- [PROBLEM STATEMENT]: Where the records below show the word "true" in a line, please copy that line.

Source data
_____

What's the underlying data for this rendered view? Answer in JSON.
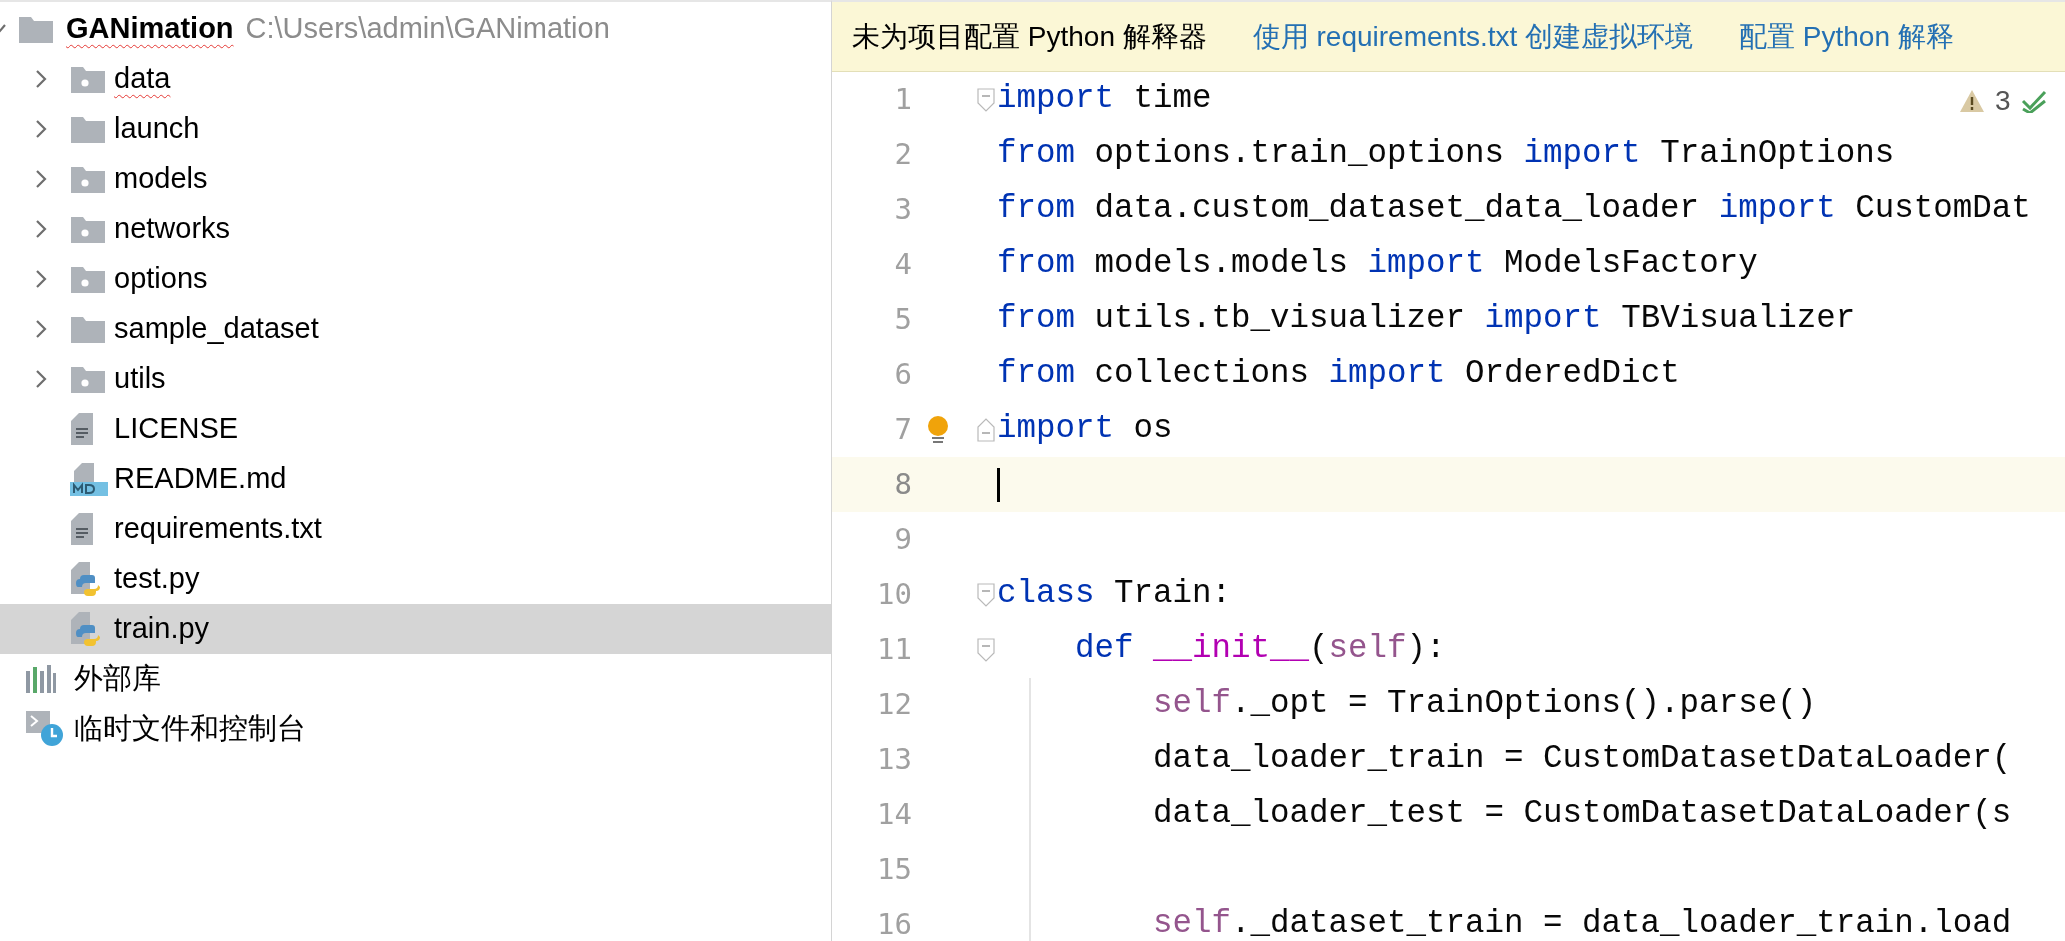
{
  "project_tree": {
    "root": {
      "name": "GANimation",
      "path": "C:\\Users\\admin\\GANimation",
      "expanded": true,
      "misspelled": true,
      "children": [
        {
          "name": "data",
          "kind": "package",
          "expanded": false,
          "misspelled": true,
          "selected": false
        },
        {
          "name": "launch",
          "kind": "folder",
          "expanded": false,
          "misspelled": false,
          "selected": false
        },
        {
          "name": "models",
          "kind": "package",
          "expanded": false,
          "misspelled": false,
          "selected": false
        },
        {
          "name": "networks",
          "kind": "package",
          "expanded": false,
          "misspelled": false,
          "selected": false
        },
        {
          "name": "options",
          "kind": "package",
          "expanded": false,
          "misspelled": false,
          "selected": false
        },
        {
          "name": "sample_dataset",
          "kind": "folder",
          "expanded": false,
          "misspelled": false,
          "selected": false
        },
        {
          "name": "utils",
          "kind": "package",
          "expanded": false,
          "misspelled": false,
          "selected": false
        },
        {
          "name": "LICENSE",
          "kind": "text",
          "misspelled": false,
          "selected": false
        },
        {
          "name": "README.md",
          "kind": "markdown",
          "misspelled": false,
          "selected": false
        },
        {
          "name": "requirements.txt",
          "kind": "text",
          "misspelled": false,
          "selected": false
        },
        {
          "name": "test.py",
          "kind": "python",
          "misspelled": false,
          "selected": false
        },
        {
          "name": "train.py",
          "kind": "python",
          "misspelled": false,
          "selected": true
        }
      ]
    },
    "extra_items": [
      {
        "label": "外部库",
        "kind": "library"
      },
      {
        "label": "临时文件和控制台",
        "kind": "scratches"
      }
    ]
  },
  "notification_bar": {
    "message": "未为项目配置 Python 解释器",
    "links": [
      "使用 requirements.txt 创建虚拟环境",
      "配置 Python 解释"
    ]
  },
  "editor": {
    "inspection": {
      "warnings": "3"
    },
    "lines": [
      {
        "number": "1",
        "fold_start": true,
        "fold_end": false,
        "current": false,
        "bulb": false,
        "tokens": [
          {
            "kind": "kw",
            "text": "import"
          },
          {
            "kind": "plain",
            "text": " time"
          }
        ]
      },
      {
        "number": "2",
        "fold_start": false,
        "fold_end": false,
        "current": false,
        "bulb": false,
        "tokens": [
          {
            "kind": "kw",
            "text": "from"
          },
          {
            "kind": "plain",
            "text": " options.train_options "
          },
          {
            "kind": "kw",
            "text": "import"
          },
          {
            "kind": "plain",
            "text": " TrainOptions"
          }
        ]
      },
      {
        "number": "3",
        "fold_start": false,
        "fold_end": false,
        "current": false,
        "bulb": false,
        "tokens": [
          {
            "kind": "kw",
            "text": "from"
          },
          {
            "kind": "plain",
            "text": " data.custom_dataset_data_loader "
          },
          {
            "kind": "kw",
            "text": "import"
          },
          {
            "kind": "plain",
            "text": " CustomDat"
          }
        ]
      },
      {
        "number": "4",
        "fold_start": false,
        "fold_end": false,
        "current": false,
        "bulb": false,
        "tokens": [
          {
            "kind": "kw",
            "text": "from"
          },
          {
            "kind": "plain",
            "text": " models.models "
          },
          {
            "kind": "kw",
            "text": "import"
          },
          {
            "kind": "plain",
            "text": " ModelsFactory"
          }
        ]
      },
      {
        "number": "5",
        "fold_start": false,
        "fold_end": false,
        "current": false,
        "bulb": false,
        "tokens": [
          {
            "kind": "kw",
            "text": "from"
          },
          {
            "kind": "plain",
            "text": " utils.tb_visualizer "
          },
          {
            "kind": "kw",
            "text": "import"
          },
          {
            "kind": "plain",
            "text": " TBVisualizer"
          }
        ]
      },
      {
        "number": "6",
        "fold_start": false,
        "fold_end": false,
        "current": false,
        "bulb": false,
        "tokens": [
          {
            "kind": "kw",
            "text": "from"
          },
          {
            "kind": "plain",
            "text": " collections "
          },
          {
            "kind": "kw",
            "text": "import"
          },
          {
            "kind": "plain",
            "text": " OrderedDict"
          }
        ]
      },
      {
        "number": "7",
        "fold_start": false,
        "fold_end": true,
        "current": false,
        "bulb": true,
        "tokens": [
          {
            "kind": "kw",
            "text": "import"
          },
          {
            "kind": "plain",
            "text": " os"
          }
        ]
      },
      {
        "number": "8",
        "fold_start": false,
        "fold_end": false,
        "current": true,
        "bulb": false
      },
      {
        "number": "9",
        "fold_start": false,
        "fold_end": false,
        "current": false,
        "bulb": false
      },
      {
        "number": "10",
        "fold_start": true,
        "fold_end": false,
        "current": false,
        "bulb": false,
        "tokens": [
          {
            "kind": "kw",
            "text": "class"
          },
          {
            "kind": "plain",
            "text": " Train:"
          }
        ]
      },
      {
        "number": "11",
        "fold_start": true,
        "fold_end": false,
        "current": false,
        "bulb": false,
        "tokens": [
          {
            "kind": "kw",
            "text": "    def"
          },
          {
            "kind": "magic",
            "text": " __init__"
          },
          {
            "kind": "plain",
            "text": "("
          },
          {
            "kind": "self",
            "text": "self"
          },
          {
            "kind": "plain",
            "text": "):"
          }
        ]
      },
      {
        "number": "12",
        "fold_start": false,
        "fold_end": false,
        "current": false,
        "bulb": false,
        "tokens": [
          {
            "kind": "self",
            "text": "        self"
          },
          {
            "kind": "plain",
            "text": "._opt = TrainOptions().parse()"
          }
        ]
      },
      {
        "number": "13",
        "fold_start": false,
        "fold_end": false,
        "current": false,
        "bulb": false,
        "tokens": [
          {
            "kind": "plain",
            "text": "        data_loader_train = CustomDatasetDataLoader("
          }
        ]
      },
      {
        "number": "14",
        "fold_start": false,
        "fold_end": false,
        "current": false,
        "bulb": false,
        "tokens": [
          {
            "kind": "plain",
            "text": "        data_loader_test = CustomDatasetDataLoader(s"
          }
        ]
      },
      {
        "number": "15",
        "fold_start": false,
        "fold_end": false,
        "current": false,
        "bulb": false
      },
      {
        "number": "16",
        "fold_start": false,
        "fold_end": false,
        "current": false,
        "bulb": false,
        "tokens": [
          {
            "kind": "self",
            "text": "        self"
          },
          {
            "kind": "plain",
            "text": "._dataset_train = data_loader_train.load"
          }
        ]
      }
    ]
  }
}
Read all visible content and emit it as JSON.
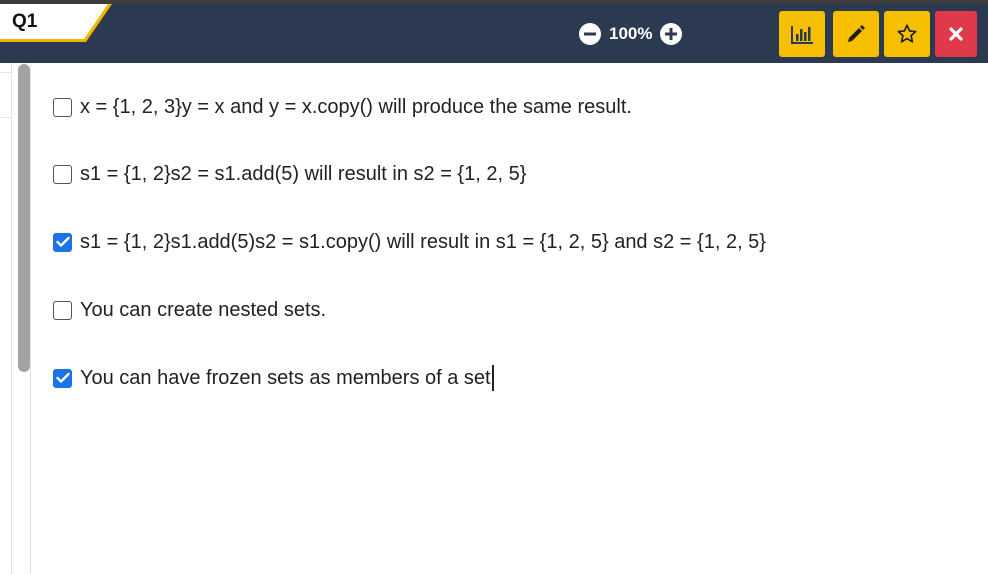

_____

- [EXERCISE SOLUTION]:
      "expanded": true,
      "misspelled": true,
          "misspelled": true,
          "selected": true
        "fold_start": true,
        "fold_end": true,
        "bulb": true,
        "current": true,
        "fold_start": true,
        "fold_start": true,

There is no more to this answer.